LifeApps® Digital Media

Yoga doesn’t help heart health

Jun 5th, 2012
Zoë Sophos

Young women practice warrior poseDaily downward dogs may have a special place in the hearts of yogis, but recent studies show that regular yoga practice doesn’t share the love with this vital organ. Two sets of findings presented last week at the annual American College of Sports Medicine meeting in San Francisco concluded that yoga has no impact on heart function or health.

A team of researchers from the University of New South Wales in Kensington, Australia, studied a group of 34 healthy adults who worked in offices. Half were held as a control group, and the other half participated in 50-minute yoga classes three times a week on their lunch breaks, led by an experienced yoga instructor. The classes incorporated postures, flows, breathing exercises and meditations.

After 10 weeks, the participants were evaluated for changes in overall fitness using pushups, side planks and the sit-and-reach test, as well as for changes in heart health using resting heart rate. The researchers found significant improvements in overall flexibility, musculoskeletal fitness and intermittent stress but no change in the healthfulness or ease of heart function.

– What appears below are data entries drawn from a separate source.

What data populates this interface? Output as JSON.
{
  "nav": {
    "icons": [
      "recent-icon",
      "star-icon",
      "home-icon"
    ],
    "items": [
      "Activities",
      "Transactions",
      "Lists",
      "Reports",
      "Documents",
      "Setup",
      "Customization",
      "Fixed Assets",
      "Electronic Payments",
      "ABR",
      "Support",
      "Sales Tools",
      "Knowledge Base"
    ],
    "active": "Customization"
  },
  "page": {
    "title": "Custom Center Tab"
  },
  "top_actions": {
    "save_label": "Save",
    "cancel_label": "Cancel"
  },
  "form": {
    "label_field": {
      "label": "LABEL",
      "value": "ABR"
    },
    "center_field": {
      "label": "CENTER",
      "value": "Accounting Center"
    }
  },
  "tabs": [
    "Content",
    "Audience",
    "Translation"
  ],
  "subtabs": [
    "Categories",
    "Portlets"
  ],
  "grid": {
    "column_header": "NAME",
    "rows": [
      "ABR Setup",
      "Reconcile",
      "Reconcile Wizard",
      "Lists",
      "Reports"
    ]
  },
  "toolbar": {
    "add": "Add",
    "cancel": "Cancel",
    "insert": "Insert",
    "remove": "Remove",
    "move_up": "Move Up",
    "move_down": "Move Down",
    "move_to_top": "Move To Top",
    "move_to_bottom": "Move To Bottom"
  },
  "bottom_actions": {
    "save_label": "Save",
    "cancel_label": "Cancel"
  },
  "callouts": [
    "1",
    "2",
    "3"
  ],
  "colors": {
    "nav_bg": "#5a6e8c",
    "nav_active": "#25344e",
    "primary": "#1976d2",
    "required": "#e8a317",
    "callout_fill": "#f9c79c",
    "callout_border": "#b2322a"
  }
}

Another group of researchers from the University of Texas at Austin looked at the effect of Bikram yoga on cholesterol and blood pressure as they relate to heart health. Bikram yoga is a form of heated yoga involving 26 postures practiced for 90-minute periods. Of the 52 participants in this study who practiced Bikram yoga three times a week for eight weeks about half were obese and half were lean.

After the eight-week course, participants were found to have no significant change in body mass, body fat or blood pressure. There was also no lowering of cholesterol levels or the risk factors for diabetes. While Bikram did help with general flexibility and quality of life, its affects on heart health are simply two sizes too small.